This approach also provides a means to address an emerging paradox: rural preceptors and communities are keen to teach students and appreciate the long-term workforce implications, but are increasingly constrained by resources, particularly time. In addition, the contribution to patient care by senior students and junior doctors may lead to a consultant-registrar-resident model, in which experienced rural doctors function as consultants providing advice, support and tuition rather than predominantly face-to-face patient care10. This type of model means that students' clinical and educational needs can be met without placing undue pressure on an already stretched rural workforce. Similar innovative approaches should be explored in other settings.
This article is based on a paper presented at the 2006 General Practice Education & Training Conference, Hobart, Tasmania, Australia, and published in the conference proceedings.
1. Hays RB, Wronski I, Veitch J, McCloskey T. Intern choices for the first graduates of the James Cook University. Medical Journal of Australia 2006; 184: 94.
2. Sen Gupta TK, Grant M, Alberts V, McKenzie AJ, Veitch PC, Murphy B et al. The role of medical schools in recruitment and retention - rural, remote, Indigenous and tropical health at the James Cook University School of Medicine. In: Proceedings, ACRRM Scientific Forum/RWAV Victorian Rural General Practice Conference. 30 April 2002; Melbourne, Vic; 2002.
3. Hays RB. Rural Initiatives at the James Cook University School of Medicine: a vertically integrated regional/ rural/ remote medical education provider. Australian Journal of Rural Health 2001; 9(Suppl): S2-S5.

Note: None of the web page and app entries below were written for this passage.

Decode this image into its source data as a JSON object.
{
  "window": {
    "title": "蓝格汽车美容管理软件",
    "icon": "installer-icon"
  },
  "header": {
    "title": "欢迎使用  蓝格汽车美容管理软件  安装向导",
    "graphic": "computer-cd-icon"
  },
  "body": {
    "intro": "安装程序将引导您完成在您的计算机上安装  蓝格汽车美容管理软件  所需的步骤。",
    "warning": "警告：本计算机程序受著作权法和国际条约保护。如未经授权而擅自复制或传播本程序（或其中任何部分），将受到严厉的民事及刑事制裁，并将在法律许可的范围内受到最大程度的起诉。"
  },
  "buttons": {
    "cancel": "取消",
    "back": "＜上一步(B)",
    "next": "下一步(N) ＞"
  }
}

4. James Cook University School of Medicine program outline. Online (2007). Available: http://www.jcu.edu.au/medicine/programs/index.htm (Accessed 20 July 2007).
5. Hays RB, Sen Gupta T, Arlett K. Integrating general practice medical education - the North Queensland model. Medical Journal of Australia 1994; 160: 388-389.
6. Government of Australia. The rural, remote and metropolitan area (RRMA) classification system. (Online) 2006. Available: http://www.health.gov.au/internet/wcms/publishing.nsf/content/work-bmp-where-rrma (Accessed 20 July 20 2007).
7. Sen Gupta TK, Gupta S, Jukka C, Woolley T, Taylor L. Going bush - a chance of a lifetime. Key factors in ensuring the quality of 4- and 8-week rural placements for medical students. Report to the Rural Undergraduate Support and Co-ordination Program, Department of Health and Ageing, Commonwealth of Australia. Canberra, ACT: Department of Health and Ageing, 2004.
8. Glaser BG, Strauss AL. Discovery of grounded theory: strategies for qualitative research. Chicago: Aldine, 1967.
9. Woolley T, Sen Gupta TK, Thistlethwaite J. Effective and enthusiastic rural preceptors. What they need to know and what they need to have. An integrated approach to the support and training of rural clinicians who teach medical students on placement. Report to the Rural Undergraduate Support and Co-ordination Program, Department of Health and Ageing, Commonwealth of Australia. Canberra, ACT: Department of Health and Ageing, 2005.
10. Sen Gupta TK, Murray RB. Rural Internships for final year students. Medical Journal of Australia 2006; 185: 54-55.
Appendix I: Rural placement student feedback form